START SUPPLIED INFORMATION
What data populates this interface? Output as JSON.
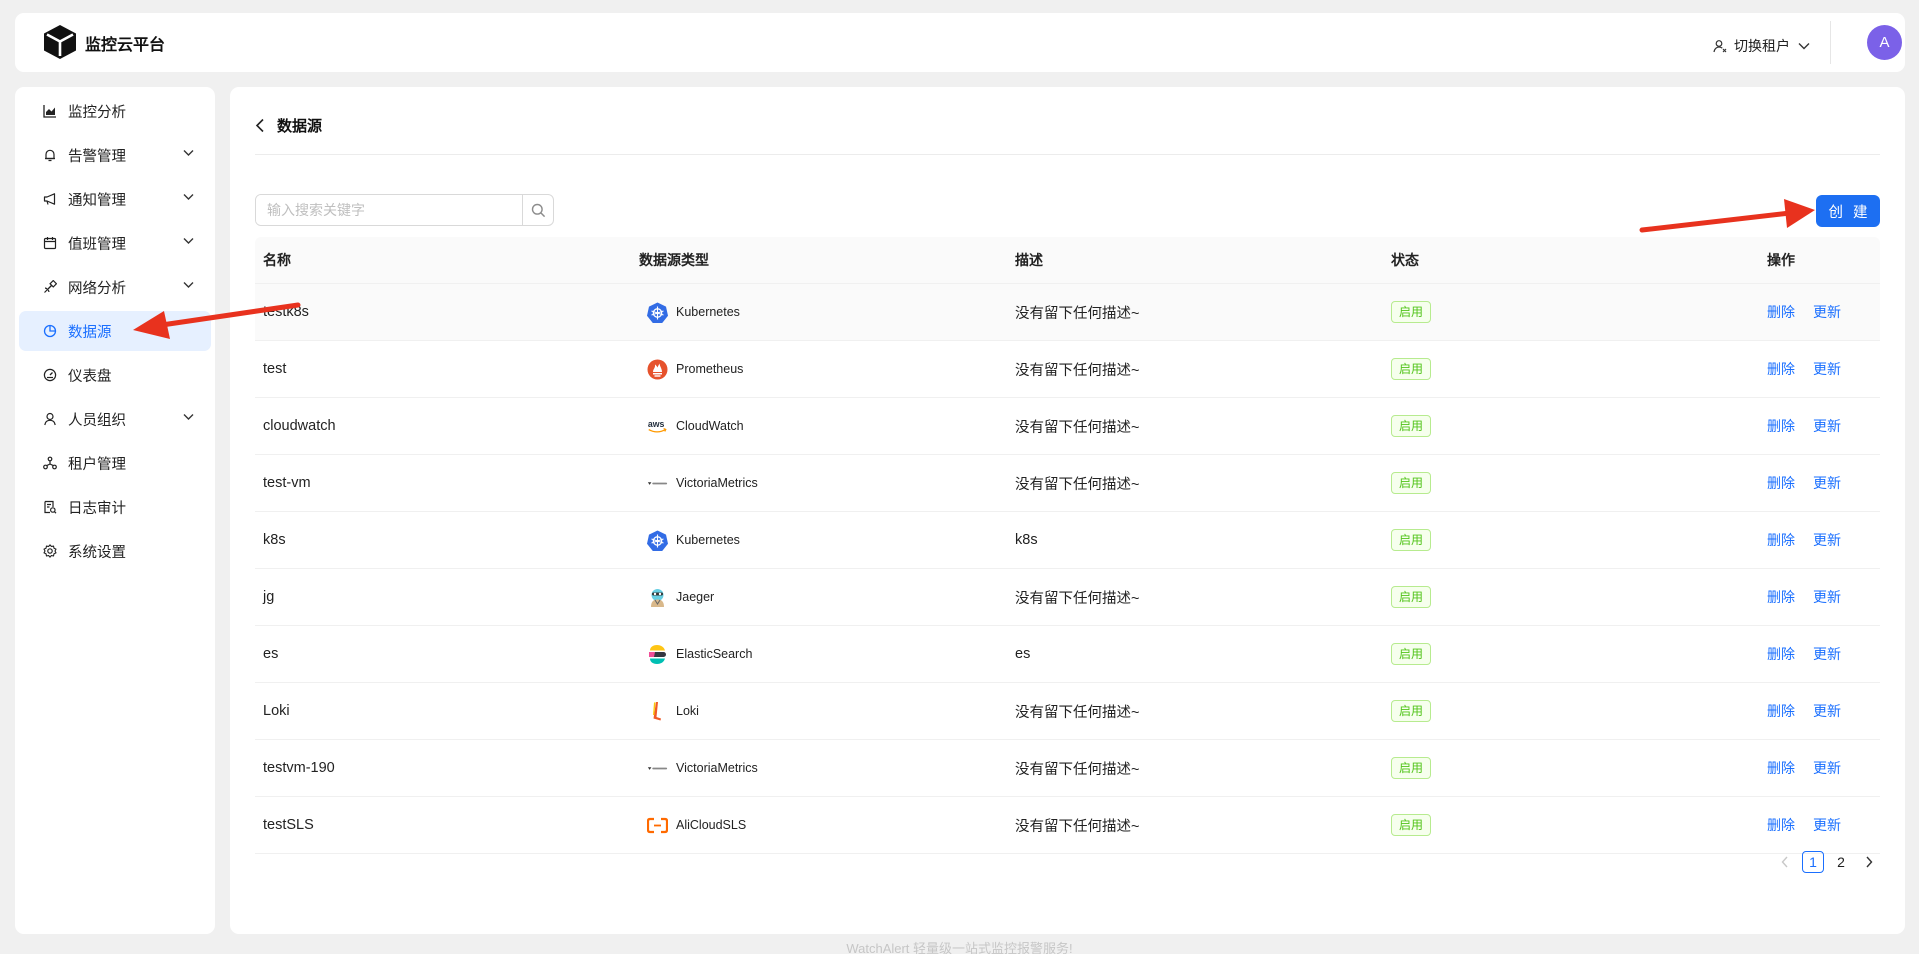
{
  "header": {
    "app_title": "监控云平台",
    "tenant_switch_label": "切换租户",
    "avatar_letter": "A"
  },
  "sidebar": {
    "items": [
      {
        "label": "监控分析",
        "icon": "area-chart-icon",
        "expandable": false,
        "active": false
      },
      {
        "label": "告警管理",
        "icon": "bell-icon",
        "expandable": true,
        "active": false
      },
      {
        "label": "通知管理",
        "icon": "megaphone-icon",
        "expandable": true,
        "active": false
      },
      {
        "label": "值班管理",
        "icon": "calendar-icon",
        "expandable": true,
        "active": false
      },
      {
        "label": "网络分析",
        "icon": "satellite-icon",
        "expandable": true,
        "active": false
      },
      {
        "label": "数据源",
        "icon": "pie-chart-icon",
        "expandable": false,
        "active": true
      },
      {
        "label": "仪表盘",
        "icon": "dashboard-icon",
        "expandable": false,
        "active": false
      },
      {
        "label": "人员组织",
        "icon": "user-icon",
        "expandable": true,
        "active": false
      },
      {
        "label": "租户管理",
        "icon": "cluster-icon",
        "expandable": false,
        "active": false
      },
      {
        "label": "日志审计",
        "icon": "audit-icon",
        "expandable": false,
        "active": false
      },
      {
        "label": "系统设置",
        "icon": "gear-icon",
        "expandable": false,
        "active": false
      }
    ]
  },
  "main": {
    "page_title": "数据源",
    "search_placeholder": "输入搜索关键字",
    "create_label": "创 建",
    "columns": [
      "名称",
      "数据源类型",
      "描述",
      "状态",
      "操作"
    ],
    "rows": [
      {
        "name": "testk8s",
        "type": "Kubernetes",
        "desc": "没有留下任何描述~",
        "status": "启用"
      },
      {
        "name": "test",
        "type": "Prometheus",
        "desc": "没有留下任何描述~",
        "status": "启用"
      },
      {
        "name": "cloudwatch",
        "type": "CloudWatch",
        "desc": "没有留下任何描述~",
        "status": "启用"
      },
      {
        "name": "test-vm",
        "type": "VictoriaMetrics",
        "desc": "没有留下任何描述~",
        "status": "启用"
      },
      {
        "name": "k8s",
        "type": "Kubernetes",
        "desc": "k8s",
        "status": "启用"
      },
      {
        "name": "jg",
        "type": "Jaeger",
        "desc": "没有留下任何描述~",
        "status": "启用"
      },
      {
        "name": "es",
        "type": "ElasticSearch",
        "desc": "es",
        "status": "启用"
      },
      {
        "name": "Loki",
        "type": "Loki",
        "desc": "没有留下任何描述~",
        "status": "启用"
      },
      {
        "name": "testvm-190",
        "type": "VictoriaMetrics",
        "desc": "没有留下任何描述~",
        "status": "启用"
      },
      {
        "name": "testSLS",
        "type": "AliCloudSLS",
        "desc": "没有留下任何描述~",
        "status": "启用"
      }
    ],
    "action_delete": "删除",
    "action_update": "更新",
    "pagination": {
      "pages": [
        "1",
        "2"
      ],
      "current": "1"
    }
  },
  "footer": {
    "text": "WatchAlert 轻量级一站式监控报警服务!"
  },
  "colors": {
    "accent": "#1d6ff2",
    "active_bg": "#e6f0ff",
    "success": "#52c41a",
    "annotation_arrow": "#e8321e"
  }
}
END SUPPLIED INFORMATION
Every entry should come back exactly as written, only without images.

§ **RESULT OF THE TASK**:
What data populates this interface? Output as JSON.
{
  "header": {
    "app_title": "监控云平台",
    "tenant_switch_label": "切换租户",
    "avatar_letter": "A"
  },
  "sidebar": {
    "items": [
      {
        "label": "监控分析",
        "icon": "area-chart-icon",
        "expandable": false,
        "active": false
      },
      {
        "label": "告警管理",
        "icon": "bell-icon",
        "expandable": true,
        "active": false
      },
      {
        "label": "通知管理",
        "icon": "megaphone-icon",
        "expandable": true,
        "active": false
      },
      {
        "label": "值班管理",
        "icon": "calendar-icon",
        "expandable": true,
        "active": false
      },
      {
        "label": "网络分析",
        "icon": "satellite-icon",
        "expandable": true,
        "active": false
      },
      {
        "label": "数据源",
        "icon": "pie-chart-icon",
        "expandable": false,
        "active": true
      },
      {
        "label": "仪表盘",
        "icon": "dashboard-icon",
        "expandable": false,
        "active": false
      },
      {
        "label": "人员组织",
        "icon": "user-icon",
        "expandable": true,
        "active": false
      },
      {
        "label": "租户管理",
        "icon": "cluster-icon",
        "expandable": false,
        "active": false
      },
      {
        "label": "日志审计",
        "icon": "audit-icon",
        "expandable": false,
        "active": false
      },
      {
        "label": "系统设置",
        "icon": "gear-icon",
        "expandable": false,
        "active": false
      }
    ]
  },
  "main": {
    "page_title": "数据源",
    "search_placeholder": "输入搜索关键字",
    "create_label": "创 建",
    "columns": [
      "名称",
      "数据源类型",
      "描述",
      "状态",
      "操作"
    ],
    "rows": [
      {
        "name": "testk8s",
        "type": "Kubernetes",
        "desc": "没有留下任何描述~",
        "status": "启用"
      },
      {
        "name": "test",
        "type": "Prometheus",
        "desc": "没有留下任何描述~",
        "status": "启用"
      },
      {
        "name": "cloudwatch",
        "type": "CloudWatch",
        "desc": "没有留下任何描述~",
        "status": "启用"
      },
      {
        "name": "test-vm",
        "type": "VictoriaMetrics",
        "desc": "没有留下任何描述~",
        "status": "启用"
      },
      {
        "name": "k8s",
        "type": "Kubernetes",
        "desc": "k8s",
        "status": "启用"
      },
      {
        "name": "jg",
        "type": "Jaeger",
        "desc": "没有留下任何描述~",
        "status": "启用"
      },
      {
        "name": "es",
        "type": "ElasticSearch",
        "desc": "es",
        "status": "启用"
      },
      {
        "name": "Loki",
        "type": "Loki",
        "desc": "没有留下任何描述~",
        "status": "启用"
      },
      {
        "name": "testvm-190",
        "type": "VictoriaMetrics",
        "desc": "没有留下任何描述~",
        "status": "启用"
      },
      {
        "name": "testSLS",
        "type": "AliCloudSLS",
        "desc": "没有留下任何描述~",
        "status": "启用"
      }
    ],
    "action_delete": "删除",
    "action_update": "更新",
    "pagination": {
      "pages": [
        "1",
        "2"
      ],
      "current": "1"
    }
  },
  "footer": {
    "text": "WatchAlert 轻量级一站式监控报警服务!"
  },
  "colors": {
    "accent": "#1d6ff2",
    "active_bg": "#e6f0ff",
    "success": "#52c41a",
    "annotation_arrow": "#e8321e"
  }
}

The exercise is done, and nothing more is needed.